BEGIN
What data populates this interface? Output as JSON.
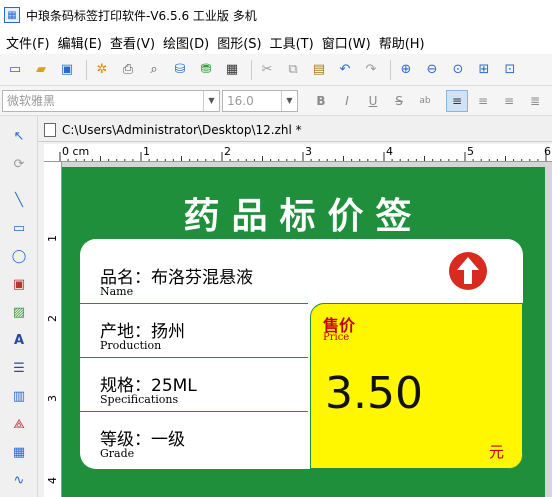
{
  "window": {
    "title": "中琅条码标签打印软件-V6.5.6 工业版 多机"
  },
  "menu": [
    "文件(F)",
    "编辑(E)",
    "查看(V)",
    "绘图(D)",
    "图形(S)",
    "工具(T)",
    "窗口(W)",
    "帮助(H)"
  ],
  "format_bar": {
    "font_name": "微软雅黑",
    "font_size": "16.0",
    "bold": "B",
    "italic": "I",
    "underline": "U",
    "strike": "S",
    "sub": "ab"
  },
  "document": {
    "path": "C:\\Users\\Administrator\\Desktop\\12.zhl *"
  },
  "ruler": {
    "top_labels": [
      "0 cm",
      "1",
      "2",
      "3",
      "4",
      "5",
      "6"
    ],
    "left_labels": [
      "1",
      "2",
      "3",
      "4"
    ]
  },
  "label": {
    "title": "药品标价签",
    "rows": [
      {
        "name": "品名：布洛芬混悬液",
        "en": "Name"
      },
      {
        "name": "产地：扬州",
        "en": "Production"
      },
      {
        "name": "规格：25ML",
        "en": "Specifications"
      },
      {
        "name": "等级：一级",
        "en": "Grade"
      }
    ],
    "price_label": "售价",
    "price_label_en": "Price",
    "price_value": "3.50",
    "price_unit": "元"
  },
  "colors": {
    "label_green": "#1f8f3c",
    "price_yellow": "#fff700",
    "price_red": "#c40000"
  }
}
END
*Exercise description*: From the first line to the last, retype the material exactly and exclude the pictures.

*Response to this exercise*:
What data populates this interface? Output as JSON.
{
  "window": {
    "title": "中琅条码标签打印软件-V6.5.6 工业版 多机"
  },
  "menu": [
    "文件(F)",
    "编辑(E)",
    "查看(V)",
    "绘图(D)",
    "图形(S)",
    "工具(T)",
    "窗口(W)",
    "帮助(H)"
  ],
  "format_bar": {
    "font_name": "微软雅黑",
    "font_size": "16.0",
    "bold": "B",
    "italic": "I",
    "underline": "U",
    "strike": "S",
    "sub": "ab"
  },
  "document": {
    "path": "C:\\Users\\Administrator\\Desktop\\12.zhl *"
  },
  "ruler": {
    "top_labels": [
      "0 cm",
      "1",
      "2",
      "3",
      "4",
      "5",
      "6"
    ],
    "left_labels": [
      "1",
      "2",
      "3",
      "4"
    ]
  },
  "label": {
    "title": "药品标价签",
    "rows": [
      {
        "name": "品名：布洛芬混悬液",
        "en": "Name"
      },
      {
        "name": "产地：扬州",
        "en": "Production"
      },
      {
        "name": "规格：25ML",
        "en": "Specifications"
      },
      {
        "name": "等级：一级",
        "en": "Grade"
      }
    ],
    "price_label": "售价",
    "price_label_en": "Price",
    "price_value": "3.50",
    "price_unit": "元"
  },
  "colors": {
    "label_green": "#1f8f3c",
    "price_yellow": "#fff700",
    "price_red": "#c40000"
  }
}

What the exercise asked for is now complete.